This report presents the findings from an independent initial evaluation of Big Writing carried out by the NFER for Oxford University Press, the publishers of the Big Writing handbooks for teachers. Big Writing aims to raise standards in primary writing using a mixture of fun oral Vocabulary, Connectives, Openers and Punctuation (VCOP) activities and focused extended writing sessions. Data was collected from 11 primary schools across a six to eight week period during the summer and autumn terms of 2013. This included 635 baseline and endpoint pupil writing assessments and writing attitude surveys; 28 baseline and 21 endpoint teacher surveys; and qualitative telephone interviews with five teachers.
- The majority of teachers were positive about the usefulness of Big Writing training; saw the value of the approaches and felt Big Writing had been embedded as a whole school writing approach.
- The comparisons of pupils’ writing performance and attitudes at baseline and endpoint show no statistically significant changes overall. Though, a smaller proportion of individual pupils show noticeable improvement in their before and after writing task scores and evidence of progression in the key aspects of writing highlighted by the Big Writing approach.
- Pupils felt they had slightly more opportunities to discuss writing since Big Writing had been implemented and there were positive changes in the regularity with which they wrote emails, text messages, letters and cards to friends and family.
- Teachers perceived a range of impacts of Big Writing on pupils’ writing performance and attitudes, including increases in pupils’ enjoyment of writing, writing confidence and writing skills.
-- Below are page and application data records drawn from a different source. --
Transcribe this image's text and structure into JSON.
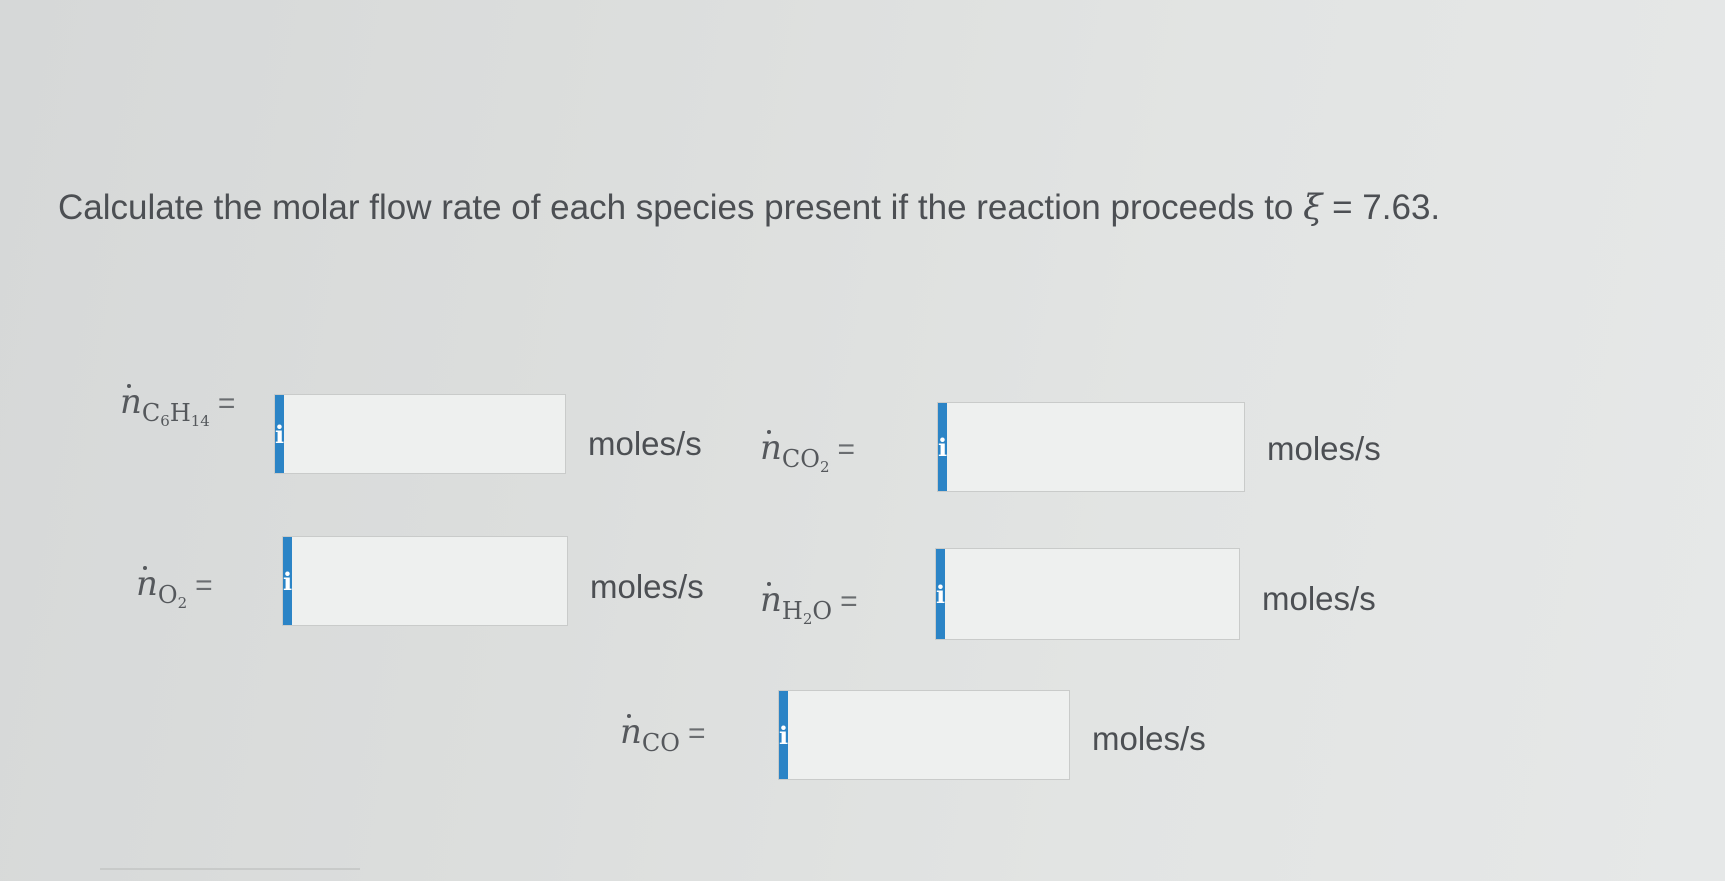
{
  "question": {
    "text_before": "Calculate the molar flow rate of each species present if the reaction proceeds to ",
    "xi_symbol": "ξ",
    "text_after": " = 7.63."
  },
  "fields": [
    {
      "n": "n",
      "species": "C",
      "sub1": "6",
      "species2": "H",
      "sub2": "14",
      "equals": "=",
      "unit": "moles/s",
      "value": ""
    },
    {
      "n": "n",
      "species": "CO",
      "sub1": "2",
      "equals": "=",
      "unit": "moles/s",
      "value": ""
    },
    {
      "n": "n",
      "species": "O",
      "sub1": "2",
      "equals": "=",
      "unit": "moles/s",
      "value": ""
    },
    {
      "n": "n",
      "species": "H",
      "sub1": "2",
      "species2": "O",
      "equals": "=",
      "unit": "moles/s",
      "value": ""
    },
    {
      "n": "n",
      "species": "CO",
      "equals": "=",
      "unit": "moles/s",
      "value": ""
    }
  ],
  "info_button_label": "i",
  "colors": {
    "info_button": "#2b84c6",
    "background": "#dfe1e0",
    "text": "#4c4f53"
  },
  "icons": {
    "info": "info-icon"
  }
}
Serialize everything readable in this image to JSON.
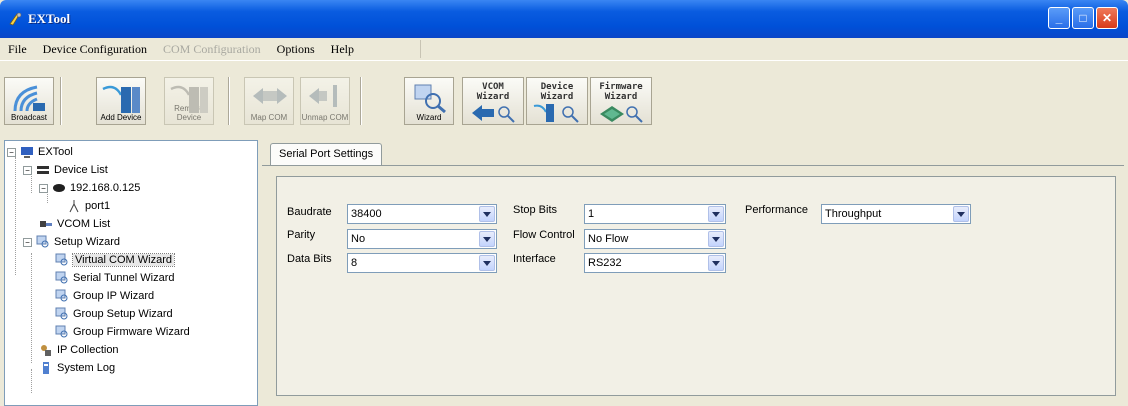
{
  "window": {
    "title": "EXTool"
  },
  "menu": [
    {
      "label": "File",
      "enabled": true
    },
    {
      "label": "Device Configuration",
      "enabled": true
    },
    {
      "label": "COM Configuration",
      "enabled": false
    },
    {
      "label": "Options",
      "enabled": true
    },
    {
      "label": "Help",
      "enabled": true
    }
  ],
  "toolbar": {
    "broadcast": "Broadcast",
    "add_device": "Add Device",
    "remove_device": "Remove Device",
    "map_com": "Map COM",
    "unmap_com": "Unmap COM",
    "wizard": "Wizard",
    "vcom_wizard": "VCOM\nWizard",
    "device_wizard": "Device\nWizard",
    "firmware_wizard": "Firmware\nWizard"
  },
  "tree": {
    "root": "EXTool",
    "device_list": "Device List",
    "device_ip": "192.168.0.125",
    "port": "port1",
    "vcom_list": "VCOM List",
    "setup_wizard": "Setup Wizard",
    "wizards": [
      "Virtual COM Wizard",
      "Serial Tunnel Wizard",
      "Group IP Wizard",
      "Group Setup Wizard",
      "Group Firmware Wizard"
    ],
    "ip_collection": "IP Collection",
    "system_log": "System Log"
  },
  "tab": {
    "label": "Serial Port Settings"
  },
  "settings": {
    "baudrate_label": "Baudrate",
    "baudrate": "38400",
    "parity_label": "Parity",
    "parity": "No",
    "data_bits_label": "Data Bits",
    "data_bits": "8",
    "stop_bits_label": "Stop Bits",
    "stop_bits": "1",
    "flow_control_label": "Flow Control",
    "flow_control": "No Flow",
    "interface_label": "Interface",
    "interface": "RS232",
    "performance_label": "Performance",
    "performance": "Throughput"
  },
  "colors": {
    "titlebar": "#0a5ce0",
    "face": "#ece9d8"
  }
}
How to cite this publication:
Harland, J., Lynn, L. and Sainsbury, M. (2014) Initial Evaluation of the Impact of Big Writing. Slough: NFER.